» **BRIEF**:
Your job is to retype the records exactly while dropping every picture.

··· EXTRACTED RECORDS

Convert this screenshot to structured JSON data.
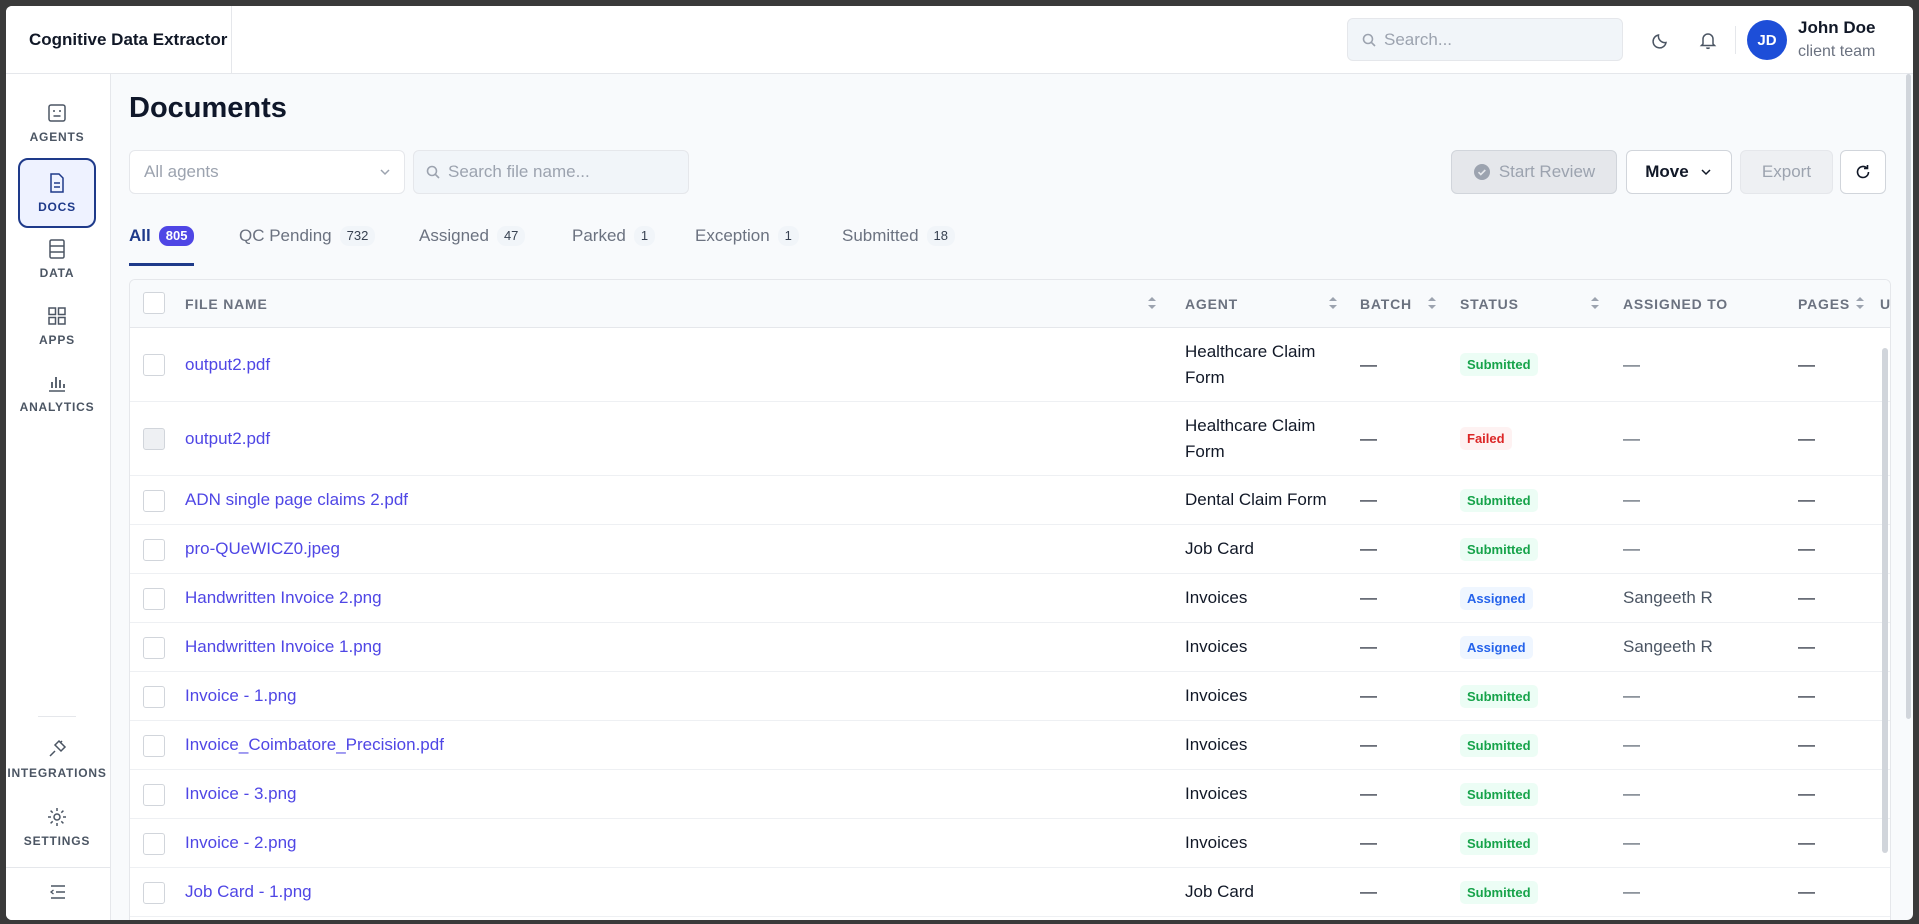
{
  "app": {
    "title": "Cognitive Data Extractor"
  },
  "header": {
    "search_placeholder": "Search...",
    "user": {
      "initials": "JD",
      "name": "John Doe",
      "team": "client team"
    }
  },
  "sidebar": {
    "items": [
      {
        "label": "AGENTS",
        "icon": "agent-icon"
      },
      {
        "label": "DOCS",
        "icon": "document-icon",
        "active": true
      },
      {
        "label": "DATA",
        "icon": "data-icon"
      },
      {
        "label": "APPS",
        "icon": "grid-icon"
      },
      {
        "label": "ANALYTICS",
        "icon": "bar-chart-icon"
      }
    ],
    "bottom": [
      {
        "label": "INTEGRATIONS",
        "icon": "plug-icon"
      },
      {
        "label": "SETTINGS",
        "icon": "gear-icon"
      }
    ]
  },
  "page": {
    "title": "Documents",
    "agent_filter": "All agents",
    "file_search_placeholder": "Search file name...",
    "buttons": {
      "review": "Start Review",
      "move": "Move",
      "export": "Export"
    }
  },
  "tabs": [
    {
      "label": "All",
      "count": "805",
      "active": true
    },
    {
      "label": "QC Pending",
      "count": "732"
    },
    {
      "label": "Assigned",
      "count": "47"
    },
    {
      "label": "Parked",
      "count": "1"
    },
    {
      "label": "Exception",
      "count": "1"
    },
    {
      "label": "Submitted",
      "count": "18"
    }
  ],
  "table": {
    "columns": {
      "file": "FILE NAME",
      "agent": "AGENT",
      "batch": "BATCH",
      "status": "STATUS",
      "assigned": "ASSIGNED TO",
      "pages": "PAGES",
      "extra": "U"
    },
    "rows": [
      {
        "file": "output2.pdf",
        "agent": "Healthcare Claim Form",
        "batch": "—",
        "status": "Submitted",
        "assigned": "—",
        "pages": "—"
      },
      {
        "file": "output2.pdf",
        "agent": "Healthcare Claim Form",
        "batch": "—",
        "status": "Failed",
        "assigned": "—",
        "pages": "—"
      },
      {
        "file": "ADN single page claims 2.pdf",
        "agent": "Dental Claim Form",
        "batch": "—",
        "status": "Submitted",
        "assigned": "—",
        "pages": "—"
      },
      {
        "file": "pro-QUeWICZ0.jpeg",
        "agent": "Job Card",
        "batch": "—",
        "status": "Submitted",
        "assigned": "—",
        "pages": "—"
      },
      {
        "file": "Handwritten Invoice 2.png",
        "agent": "Invoices",
        "batch": "—",
        "status": "Assigned",
        "assigned": "Sangeeth R",
        "pages": "—"
      },
      {
        "file": "Handwritten Invoice 1.png",
        "agent": "Invoices",
        "batch": "—",
        "status": "Assigned",
        "assigned": "Sangeeth R",
        "pages": "—"
      },
      {
        "file": "Invoice - 1.png",
        "agent": "Invoices",
        "batch": "—",
        "status": "Submitted",
        "assigned": "—",
        "pages": "—"
      },
      {
        "file": "Invoice_Coimbatore_Precision.pdf",
        "agent": "Invoices",
        "batch": "—",
        "status": "Submitted",
        "assigned": "—",
        "pages": "—"
      },
      {
        "file": "Invoice - 3.png",
        "agent": "Invoices",
        "batch": "—",
        "status": "Submitted",
        "assigned": "—",
        "pages": "—"
      },
      {
        "file": "Invoice - 2.png",
        "agent": "Invoices",
        "batch": "—",
        "status": "Submitted",
        "assigned": "—",
        "pages": "—"
      },
      {
        "file": "Job Card - 1.png",
        "agent": "Job Card",
        "batch": "—",
        "status": "Submitted",
        "assigned": "—",
        "pages": "—"
      }
    ]
  },
  "colors": {
    "accent": "#1e3a8a",
    "link": "#4f46e5",
    "submitted": "#16a34a",
    "failed": "#dc2626",
    "assigned": "#2563eb"
  }
}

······

» **SOLUTION TO THE PROBLEM**:
Convert this screenshot to structured JSON data.
{
  "app": {
    "title": "Cognitive Data Extractor"
  },
  "header": {
    "search_placeholder": "Search...",
    "user": {
      "initials": "JD",
      "name": "John Doe",
      "team": "client team"
    }
  },
  "sidebar": {
    "items": [
      {
        "label": "AGENTS",
        "icon": "agent-icon"
      },
      {
        "label": "DOCS",
        "icon": "document-icon",
        "active": true
      },
      {
        "label": "DATA",
        "icon": "data-icon"
      },
      {
        "label": "APPS",
        "icon": "grid-icon"
      },
      {
        "label": "ANALYTICS",
        "icon": "bar-chart-icon"
      }
    ],
    "bottom": [
      {
        "label": "INTEGRATIONS",
        "icon": "plug-icon"
      },
      {
        "label": "SETTINGS",
        "icon": "gear-icon"
      }
    ]
  },
  "page": {
    "title": "Documents",
    "agent_filter": "All agents",
    "file_search_placeholder": "Search file name...",
    "buttons": {
      "review": "Start Review",
      "move": "Move",
      "export": "Export"
    }
  },
  "tabs": [
    {
      "label": "All",
      "count": "805",
      "active": true
    },
    {
      "label": "QC Pending",
      "count": "732"
    },
    {
      "label": "Assigned",
      "count": "47"
    },
    {
      "label": "Parked",
      "count": "1"
    },
    {
      "label": "Exception",
      "count": "1"
    },
    {
      "label": "Submitted",
      "count": "18"
    }
  ],
  "table": {
    "columns": {
      "file": "FILE NAME",
      "agent": "AGENT",
      "batch": "BATCH",
      "status": "STATUS",
      "assigned": "ASSIGNED TO",
      "pages": "PAGES",
      "extra": "U"
    },
    "rows": [
      {
        "file": "output2.pdf",
        "agent": "Healthcare Claim Form",
        "batch": "—",
        "status": "Submitted",
        "assigned": "—",
        "pages": "—"
      },
      {
        "file": "output2.pdf",
        "agent": "Healthcare Claim Form",
        "batch": "—",
        "status": "Failed",
        "assigned": "—",
        "pages": "—"
      },
      {
        "file": "ADN single page claims 2.pdf",
        "agent": "Dental Claim Form",
        "batch": "—",
        "status": "Submitted",
        "assigned": "—",
        "pages": "—"
      },
      {
        "file": "pro-QUeWICZ0.jpeg",
        "agent": "Job Card",
        "batch": "—",
        "status": "Submitted",
        "assigned": "—",
        "pages": "—"
      },
      {
        "file": "Handwritten Invoice 2.png",
        "agent": "Invoices",
        "batch": "—",
        "status": "Assigned",
        "assigned": "Sangeeth R",
        "pages": "—"
      },
      {
        "file": "Handwritten Invoice 1.png",
        "agent": "Invoices",
        "batch": "—",
        "status": "Assigned",
        "assigned": "Sangeeth R",
        "pages": "—"
      },
      {
        "file": "Invoice - 1.png",
        "agent": "Invoices",
        "batch": "—",
        "status": "Submitted",
        "assigned": "—",
        "pages": "—"
      },
      {
        "file": "Invoice_Coimbatore_Precision.pdf",
        "agent": "Invoices",
        "batch": "—",
        "status": "Submitted",
        "assigned": "—",
        "pages": "—"
      },
      {
        "file": "Invoice - 3.png",
        "agent": "Invoices",
        "batch": "—",
        "status": "Submitted",
        "assigned": "—",
        "pages": "—"
      },
      {
        "file": "Invoice - 2.png",
        "agent": "Invoices",
        "batch": "—",
        "status": "Submitted",
        "assigned": "—",
        "pages": "—"
      },
      {
        "file": "Job Card - 1.png",
        "agent": "Job Card",
        "batch": "—",
        "status": "Submitted",
        "assigned": "—",
        "pages": "—"
      }
    ]
  },
  "colors": {
    "accent": "#1e3a8a",
    "link": "#4f46e5",
    "submitted": "#16a34a",
    "failed": "#dc2626",
    "assigned": "#2563eb"
  }
}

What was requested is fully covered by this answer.